I point out all of that because we should not hear, in the words attributed to John by Saint Matthew in today’s Gospel—“Are you he who is to come, or shall we look for another?”—a confused John the Baptist. Rather we should hear a very wise John the Baptist, knowing full well who Jesus is, and who is His Father. We should hear a man subtle and savvy, with a profound understanding of his society and how perception actually works politically—remember, followers of Jesus are to be wise as serpents and innocent as doves.
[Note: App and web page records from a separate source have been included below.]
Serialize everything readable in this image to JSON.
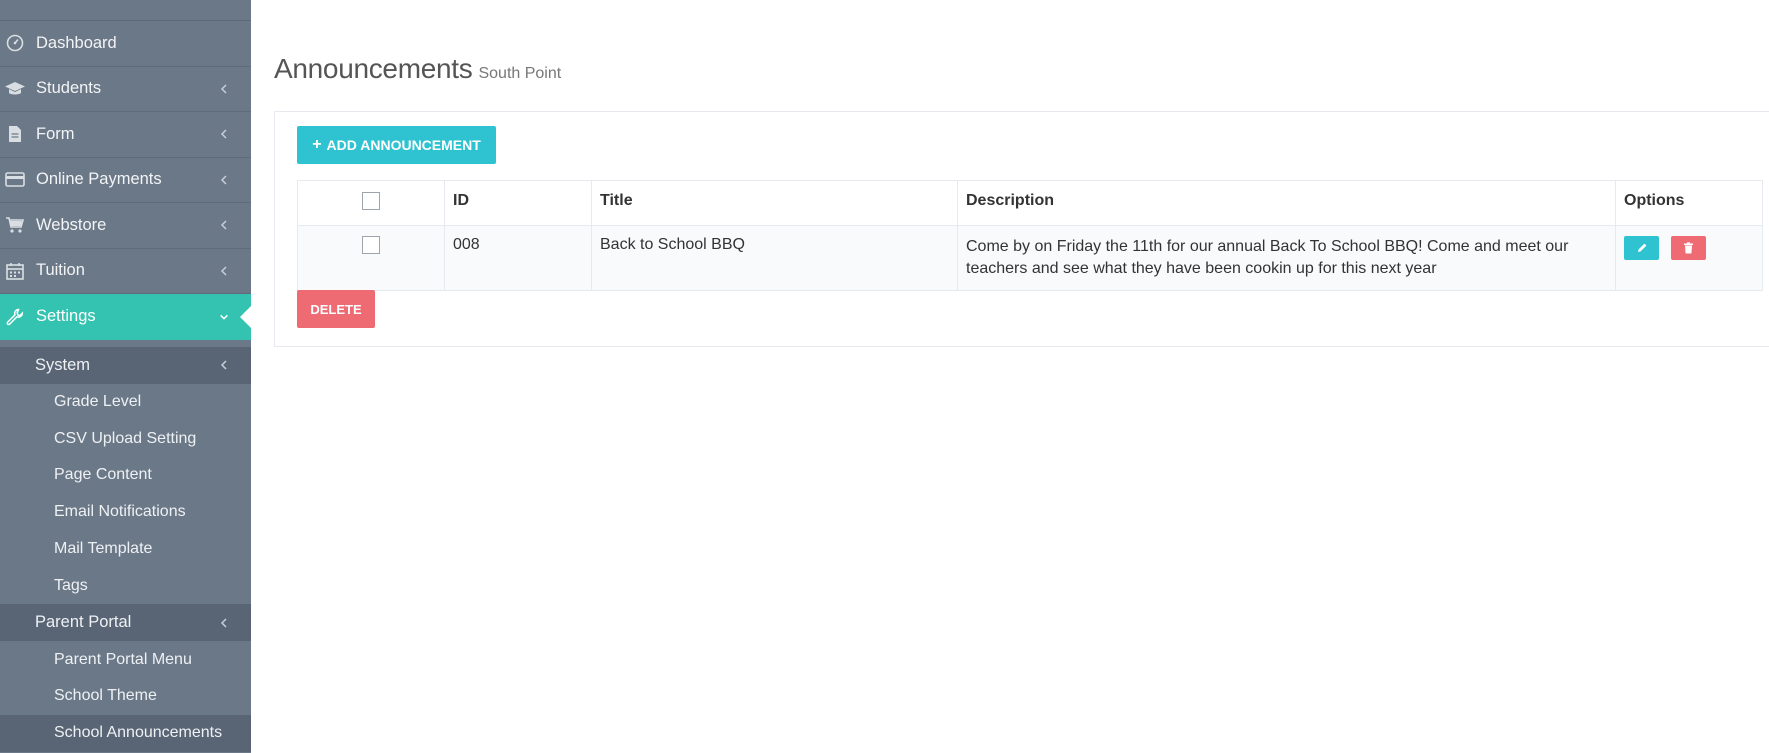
{
  "sidebar": {
    "items": [
      {
        "label": "Dashboard",
        "icon": "dashboard-icon"
      },
      {
        "label": "Students",
        "icon": "graduation-cap-icon"
      },
      {
        "label": "Form",
        "icon": "document-icon"
      },
      {
        "label": "Online Payments",
        "icon": "credit-card-icon"
      },
      {
        "label": "Webstore",
        "icon": "cart-icon"
      },
      {
        "label": "Tuition",
        "icon": "calendar-icon"
      },
      {
        "label": "Settings",
        "icon": "wrench-icon"
      }
    ],
    "system": {
      "label": "System",
      "items": [
        "Grade Level",
        "CSV Upload Setting",
        "Page Content",
        "Email Notifications",
        "Mail Template",
        "Tags"
      ]
    },
    "parent_portal": {
      "label": "Parent Portal",
      "items": [
        "Parent Portal Menu",
        "School Theme",
        "School Announcements"
      ]
    },
    "colors": {
      "active": "#33c3b0",
      "background": "#6b7887",
      "submenu": "#596574"
    }
  },
  "page": {
    "title": "Announcements",
    "subtitle": "South Point"
  },
  "toolbar": {
    "add_label": "ADD ANNOUNCEMENT",
    "delete_label": "DELETE"
  },
  "table": {
    "headers": [
      "ID",
      "Title",
      "Description",
      "Options"
    ],
    "rows": [
      {
        "id": "008",
        "title": "Back to School BBQ",
        "description": "Come by on Friday the 11th for our annual Back To School BBQ! Come and meet our teachers and see what they have been cookin up for this next year"
      }
    ]
  },
  "colors": {
    "accent": "#2fc3d2",
    "danger": "#ef6b73"
  }
}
That question from John—“Are you he who is to come, or shall we look for another?”—he articulates not because he questions who Jesus is, but because John’s followers question who Jesus is. John—a wise spiritual guide, full well knowing that Jesus is the true Messiah and the Son of God, knowing that through Him, the blind receive their sight and the lame walk, that lepers are cleansed and the deaf hear—knows that through Him the dead are raised up, and the poor have good news preached to them. John was raised by two holy parents who are both Saints—Saint Elizabeth and Saint Zechariah, and all three of them are depicted in Christian tradition as having halos around their head—indicating a close presence of God in their hearts at all times. John, then, knowing that the messianic expectations of a political and military leader will be hard to uproot, understands that the people will need to hear and be told time and time again who Jesus is, and how He acts. They will need to experience Jesus firsthand and experience His mysterious and wondrous grace. And he knows that when you ask good questions directly to your divine teacher, you get good answers. John gives this question to his followers, not for his benefit, but for theirs.

And what bountiful grace this question yields! For through it we hear once more how bountiful the kingdom of heaven is—greater than the greatest person born of women, of flesh and blood. A kingdom of heaven worth all patience and suffering. A kingdom of heaven indeed that makes the wilderness and dry land glad, and the desert rejoicing and full of flowers. By our questioning, the Holy Way of God, prophesied through the ages, is finally revealed. May we with love, patience, trust and full vigor continue to ask our questions of God. For by our questions, and our patient listening for His response, he truly comes into our hearts, He overshadows our soul, He enlightens our spirit, that we may evermore conceive Him in our heart, bear Him in our mind, and may grow up to the fullness of the stature of Christ, to be perfect people in Christ Jesus. Amen.

Cover image “Nativity John Baptist” by Shakko is licensed under CC BY 2.0 / Cropped from original.